One of the core missions of New Varieties Development & Management Corp. (NVDMC) is global exploration for new citrus varieties that may have value in Florida fresh and processed citrus sectors. This is achieved through interaction with breeding programs, commercial agents, travel, and observation. International trends reveal dichotomous approaches to new variety introductions. It is important that citrus nurseries and the growers they serve remain abreast of these developments, as they will ultimately impact nurseries.
What was once foreign and far away, is getting closer to home. What once only affected fresh varieties, is now beginning to impact promising varieties for the processed sector. The September 2011 Citrus Nursery Source explored royalty models. This month we will explore four common approaches that variety owner/managers (public and private) are taking to variety commercialization. This information will be helpful to nurseries in a couple of ways: better understanding opportunities for nurseries as foreign varieties come to Florida; and planning for management of domestic varieties. Growers are facing increased risk and cost when making planting decisions in 2012. They now consider factors that will protect their investment and offer a greater assurance of a strong return. Nurseries aware of these factors will be in a better position to participate and to advise their grower base.
Model A: Isolation And Local Advantage
This approach is applied to some publicly developed varieties. Growers operating within the region where the variety was developed leverage political will to keep the variety close to home. The variety is not licensed outside the home region for evaluation or production. This is seen as an advantage to the local region, resulting in recognition and identity as the sole producers. Some of the disadvantages of this approach are: (1) the variety will have a shorter production window and a diminished market presence as it is limited to the maturity window of the home market; (2) revenues are lost that could have financially supported the breeding program; and (3) often the developing entity does not secure protection for the variety intellectual property (IP) in likely foreign production areas, leaving the variety vulnerable to theft and overall loss of control.
Model B: Extreme Exclusivity
This model is applied to certain private varieties with real or perceived unique attributes that are valued by the marketplace. The variety is generally propagated by one or two nurseries. Tree production is tightly limited to assure that variety demand far exceeds supply. The variety is marketed on an exclusive basis through one or few retail outlets. This plan gambles that the unique attributes of the variety will outweigh retail frustration resulting from limited production and availability. Once established, contra-seasonal production can be secured, extending the window for the committed exclusive retailers. These are high return for retail, high royalty for owners, and high margin for nurseries. What is unknown is staying power. These are all pretty new.

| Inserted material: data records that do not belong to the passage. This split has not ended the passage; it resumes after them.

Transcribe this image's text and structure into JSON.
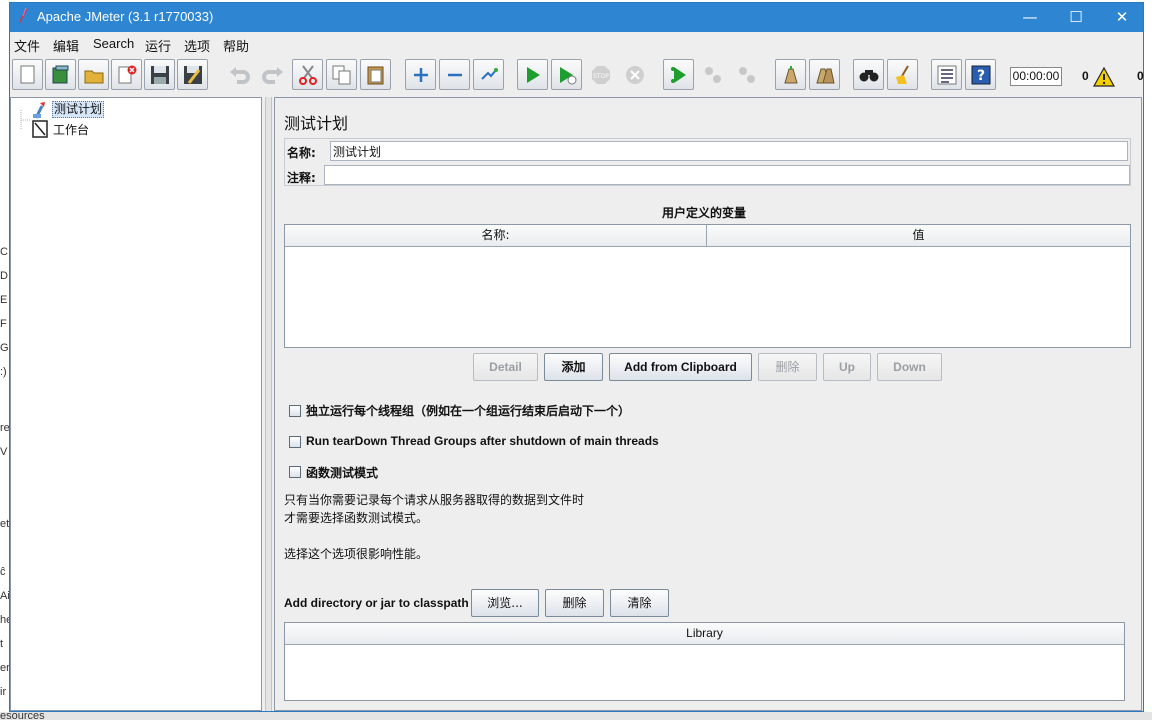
{
  "window": {
    "title": "Apache JMeter (3.1 r1770033)",
    "minimize": "—",
    "maximize": "☐",
    "close": "✕"
  },
  "menu": [
    "文件",
    "编辑",
    "Search",
    "运行",
    "选项",
    "帮助"
  ],
  "toolbar": {
    "buttons": [
      "new-icon",
      "templates-icon",
      "open-icon",
      "close-icon",
      "save-icon",
      "save-as-icon",
      "undo-icon",
      "redo-icon",
      "cut-icon",
      "copy-icon",
      "paste-icon",
      "expand-icon",
      "collapse-icon",
      "toggle-icon",
      "start-icon",
      "start-no-pause-icon",
      "stop-icon",
      "shutdown-icon",
      "remote-start-icon",
      "remote-stop-icon",
      "remote-shutdown-icon",
      "clear-icon",
      "clear-all-icon",
      "search-icon",
      "reset-search-icon",
      "function-helper-icon",
      "help-icon"
    ],
    "timer": "00:00:00",
    "error_count": "0",
    "thread_count": "0"
  },
  "tree": {
    "items": [
      "测试计划",
      "工作台"
    ]
  },
  "testplan": {
    "header": "测试计划",
    "name_label": "名称:",
    "name_value": "测试计划",
    "comment_label": "注释:",
    "comment_value": "",
    "vars_title": "用户定义的变量",
    "col_name": "名称:",
    "col_value": "值",
    "buttons": {
      "detail": "Detail",
      "add": "添加",
      "add_clipboard": "Add from Clipboard",
      "delete": "删除",
      "up": "Up",
      "down": "Down"
    },
    "opt_serialize": "独立运行每个线程组（例如在一个组运行结束后启动下一个）",
    "opt_teardown": "Run tearDown Thread Groups after shutdown of main threads",
    "opt_functional": "函数测试模式",
    "desc1": "只有当你需要记录每个请求从服务器取得的数据到文件时",
    "desc2": "才需要选择函数测试模式。",
    "desc3": "选择这个选项很影响性能。",
    "classpath_label": "Add directory or jar to classpath",
    "browse": "浏览...",
    "cp_delete": "删除",
    "cp_clear": "清除",
    "library_col": "Library"
  },
  "background": {
    "side_chars": [
      "C",
      "D",
      "E",
      "F",
      "G",
      ":)",
      "re",
      "V",
      "et",
      "ĉ",
      "Ai",
      "he",
      "t",
      "er",
      "ir"
    ],
    "bottom": "esources"
  },
  "colors": {
    "titlebar": "#2e86d2",
    "accent": "#2b78c2"
  }
}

Model C: Controlled Movement Through Strategic Partners
In this model, IP protection is secured in likely global production areas and varieties are tested for suitability to conditions and consistency of characteristics. Production is generally managed in such a way as to balance variety availability in key markets and protect markets served by growers in its home country or state. Managers can balance production against competing varieties sharing the same harvest window. This approach can provide royalties to the variety owner, expand market presence through dual hemisphere production, and minimize the possibility of theft. It requires a professional level of oversight and verification. This model is suitable for public and private material. There may be initial resistance from growers in the home territory, for the variety to go global, but it does provide protections and encourages retail acceptance.
Model D: Broad Global Release
In this approach, IP protection is secured in all production areas that are interested in the variety and it is licensed for production (typically) without limitations or restrictions. Such a model also requires oversight and verification, and for a strong variety, can generate substantial short-term revenues for owner and partner nurseries. However, a good variety that is compatible with a wide range of growing conditions will undoubtedly be over-produced. Markets will become saturated and grower returns will decline. Though the marketplace will ultimately correct itself, the pace of change in global production of fresh citrus varieties does not have patience for natural corrections. Growers will rapidly grow weary of low returns and will refuse to pay royalties. One thing is clear globally: In return for royalties, growers expect to be protected from vast over-production and market saturation.
Thus far, U.S. domestic varieties have by and large been publicly developed. International distribution has sought to generate revenue and to some extent, protect home producers. There has been little conscious planning to protect returns and avoid market saturation (for public varieties, this must be done thoughtfully with equal access/opportunity). Florida citrus nurseries will be faced with many variety options in the next decade, having to make decisions on how their limited capacity and resources will be committed. As disease solutions or disease management plans come online, this pressure will intensify.